“One of the most important tasks that has to be done before a CAES facility can be built is to find a geologic formation that will support it,” Georgianne says. “ISEP developers are 95 percent sure that they have the right formation, based on the seismic testing at the site, computer modeling, and data from a sister formation.”
Sandia to study core samples
This summer multiple core samples from the potential Iowa aquifer CAES site will be taken and sent to Sandia for analysis by a team led by Steve Bauer (6315). The analysis will include collection and assessment of the geologic, hydrologic, and rock physics data in the geomechanics laboratory. The data will provide necessary fundamental information used for the design and performance of the underground air storage vessel.

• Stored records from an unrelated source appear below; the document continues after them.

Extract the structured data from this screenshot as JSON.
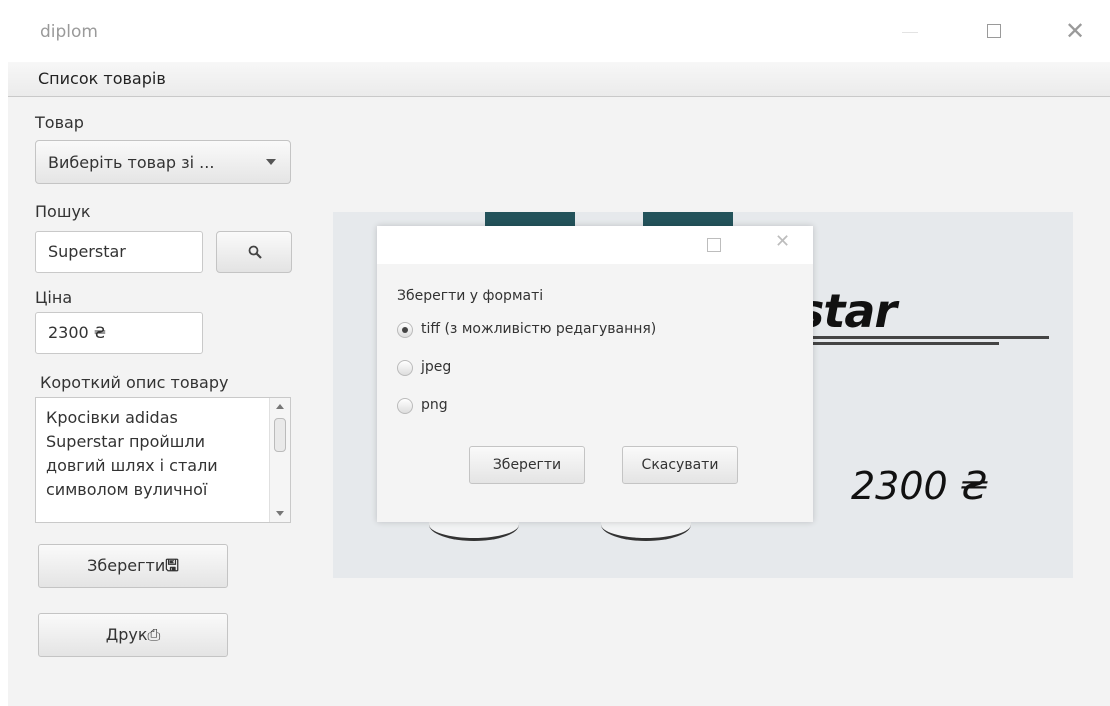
{
  "window": {
    "title": "diplom"
  },
  "menu": {
    "items": [
      "Список товарів"
    ]
  },
  "form": {
    "product_label": "Товар",
    "product_select": "Виберіть товар зі ...",
    "search_label": "Пошук",
    "search_value": "Superstar",
    "price_label": "Ціна",
    "price_value": "2300 ₴",
    "description_label": "Короткий опис товару",
    "description_text": "Кросівки adidas\nSuperstar пройшли\nдовгий шлях і стали\nсимволом вуличної",
    "save_button": "Зберегти",
    "print_button": "Друк"
  },
  "preview": {
    "brand": "star",
    "price": "2300 ₴"
  },
  "dialog": {
    "prompt": "Зберегти у форматі",
    "options": [
      {
        "label": "tiff (з можливістю редагування)",
        "checked": true
      },
      {
        "label": "jpeg",
        "checked": false
      },
      {
        "label": "png",
        "checked": false
      }
    ],
    "save_button": "Зберегти",
    "cancel_button": "Скасувати"
  }
}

In 2000 Steve did similar analysis of rock mechanics of a limestone mine in Norton, Ohio, that was being studied for a potential CAES facility. That project is still under development.
Georgianne says that PNM is also considering building a CAES plant and is exploring possible locations around the state, including locations near existing wind farms that provide service to PNM.
“Wind often blows at night,” she says. “As electricity is produced at night from the wind farms, it will be stored and eventually make its way into PNM’s transmission lines.”
Several Sandia researchers and the Electric Power Research Institute Initiative are helping PNM plan for a CAES facility.
CAES technology development can trace its roots to the early 1960s when evaluation of gas turbine technology for power production began. The technology gained momentum during the next decade due to its promising fuel efficiency and response capabilities to provide load-following and peaking power support.
Now utilities are starting to tie CAES technology to wind power — first with the Iowa plant and soon with a possible facility in New Mexico, Georgianne says.“The wind blows in some areas when electricity is not needed or where the transmission system can’t accept all of the energy,” she says. “Storage enables delivery of the off-peak energy that has been saved in storage to be delivered when it is needed most or has the highest value. Thus, more renewable energy can be delivered than might be possible without storage.” -- Chris Burroughs